**Exercise goal**:
Print the records below exactly; all of them are needed.

Website and app data records

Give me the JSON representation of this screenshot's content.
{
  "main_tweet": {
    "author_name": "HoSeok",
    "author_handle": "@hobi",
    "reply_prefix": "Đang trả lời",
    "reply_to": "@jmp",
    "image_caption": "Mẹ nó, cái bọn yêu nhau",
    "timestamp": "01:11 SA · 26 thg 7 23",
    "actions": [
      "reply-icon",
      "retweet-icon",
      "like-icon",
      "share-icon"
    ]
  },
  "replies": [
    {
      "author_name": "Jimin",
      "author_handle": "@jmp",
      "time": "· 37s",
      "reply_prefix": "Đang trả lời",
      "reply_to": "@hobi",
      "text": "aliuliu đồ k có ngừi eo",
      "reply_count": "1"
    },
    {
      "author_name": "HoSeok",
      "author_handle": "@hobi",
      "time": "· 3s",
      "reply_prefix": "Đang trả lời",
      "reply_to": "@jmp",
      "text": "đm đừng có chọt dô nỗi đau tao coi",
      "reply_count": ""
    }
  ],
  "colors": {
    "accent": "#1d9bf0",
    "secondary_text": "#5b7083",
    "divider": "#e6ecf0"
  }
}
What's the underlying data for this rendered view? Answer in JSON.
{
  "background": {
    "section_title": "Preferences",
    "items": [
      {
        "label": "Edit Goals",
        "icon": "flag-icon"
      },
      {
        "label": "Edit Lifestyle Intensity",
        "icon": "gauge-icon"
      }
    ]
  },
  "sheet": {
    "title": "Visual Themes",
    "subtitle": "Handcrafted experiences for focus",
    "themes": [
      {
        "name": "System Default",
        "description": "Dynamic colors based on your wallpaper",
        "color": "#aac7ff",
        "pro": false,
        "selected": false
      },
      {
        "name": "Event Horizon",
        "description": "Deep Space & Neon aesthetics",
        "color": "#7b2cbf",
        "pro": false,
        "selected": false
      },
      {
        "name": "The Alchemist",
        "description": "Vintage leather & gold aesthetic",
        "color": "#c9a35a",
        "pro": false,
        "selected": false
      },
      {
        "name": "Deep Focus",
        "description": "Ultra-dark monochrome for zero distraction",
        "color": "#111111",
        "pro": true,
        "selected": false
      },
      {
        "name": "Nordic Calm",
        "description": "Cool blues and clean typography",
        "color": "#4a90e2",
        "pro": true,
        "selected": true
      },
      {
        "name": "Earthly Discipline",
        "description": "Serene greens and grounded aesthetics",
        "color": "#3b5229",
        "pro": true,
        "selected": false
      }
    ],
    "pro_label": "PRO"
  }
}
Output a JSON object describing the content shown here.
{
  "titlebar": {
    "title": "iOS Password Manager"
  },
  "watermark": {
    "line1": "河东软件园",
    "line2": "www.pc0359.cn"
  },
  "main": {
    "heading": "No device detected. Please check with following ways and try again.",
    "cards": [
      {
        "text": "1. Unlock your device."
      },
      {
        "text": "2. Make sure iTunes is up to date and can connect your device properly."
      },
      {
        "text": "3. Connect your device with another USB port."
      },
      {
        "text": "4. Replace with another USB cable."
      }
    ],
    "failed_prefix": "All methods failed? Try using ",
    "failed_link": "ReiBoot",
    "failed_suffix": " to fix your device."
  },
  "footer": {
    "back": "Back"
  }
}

**Answer to the problem**:
Give me the JSON representation of this screenshot's content.
{
  "main_tweet": {
    "author_name": "HoSeok",
    "author_handle": "@hobi",
    "reply_prefix": "Đang trả lời",
    "reply_to": "@jmp",
    "image_caption": "Mẹ nó, cái bọn yêu nhau",
    "timestamp": "01:11 SA · 26 thg 7 23",
    "actions": [
      "reply-icon",
      "retweet-icon",
      "like-icon",
      "share-icon"
    ]
  },
  "replies": [
    {
      "author_name": "Jimin",
      "author_handle": "@jmp",
      "time": "· 37s",
      "reply_prefix": "Đang trả lời",
      "reply_to": "@hobi",
      "text": "aliuliu đồ k có ngừi eo",
      "reply_count": "1"
    },
    {
      "author_name": "HoSeok",
      "author_handle": "@hobi",
      "time": "· 3s",
      "reply_prefix": "Đang trả lời",
      "reply_to": "@jmp",
      "text": "đm đừng có chọt dô nỗi đau tao coi",
      "reply_count": ""
    }
  ],
  "colors": {
    "accent": "#1d9bf0",
    "secondary_text": "#5b7083",
    "divider": "#e6ecf0"
  }
}
What's the underlying data for this rendered view? Answer in JSON.
{
  "background": {
    "section_title": "Preferences",
    "items": [
      {
        "label": "Edit Goals",
        "icon": "flag-icon"
      },
      {
        "label": "Edit Lifestyle Intensity",
        "icon": "gauge-icon"
      }
    ]
  },
  "sheet": {
    "title": "Visual Themes",
    "subtitle": "Handcrafted experiences for focus",
    "themes": [
      {
        "name": "System Default",
        "description": "Dynamic colors based on your wallpaper",
        "color": "#aac7ff",
        "pro": false,
        "selected": false
      },
      {
        "name": "Event Horizon",
        "description": "Deep Space & Neon aesthetics",
        "color": "#7b2cbf",
        "pro": false,
        "selected": false
      },
      {
        "name": "The Alchemist",
        "description": "Vintage leather & gold aesthetic",
        "color": "#c9a35a",
        "pro": false,
        "selected": false
      },
      {
        "name": "Deep Focus",
        "description": "Ultra-dark monochrome for zero distraction",
        "color": "#111111",
        "pro": true,
        "selected": false
      },
      {
        "name": "Nordic Calm",
        "description": "Cool blues and clean typography",
        "color": "#4a90e2",
        "pro": true,
        "selected": true
      },
      {
        "name": "Earthly Discipline",
        "description": "Serene greens and grounded aesthetics",
        "color": "#3b5229",
        "pro": true,
        "selected": false
      }
    ],
    "pro_label": "PRO"
  }
}
Output a JSON object describing the content shown here.
{
  "titlebar": {
    "title": "iOS Password Manager"
  },
  "watermark": {
    "line1": "河东软件园",
    "line2": "www.pc0359.cn"
  },
  "main": {
    "heading": "No device detected. Please check with following ways and try again.",
    "cards": [
      {
        "text": "1. Unlock your device."
      },
      {
        "text": "2. Make sure iTunes is up to date and can connect your device properly."
      },
      {
        "text": "3. Connect your device with another USB port."
      },
      {
        "text": "4. Replace with another USB cable."
      }
    ],
    "failed_prefix": "All methods failed? Try using ",
    "failed_link": "ReiBoot",
    "failed_suffix": " to fix your device."
  },
  "footer": {
    "back": "Back"
  }
}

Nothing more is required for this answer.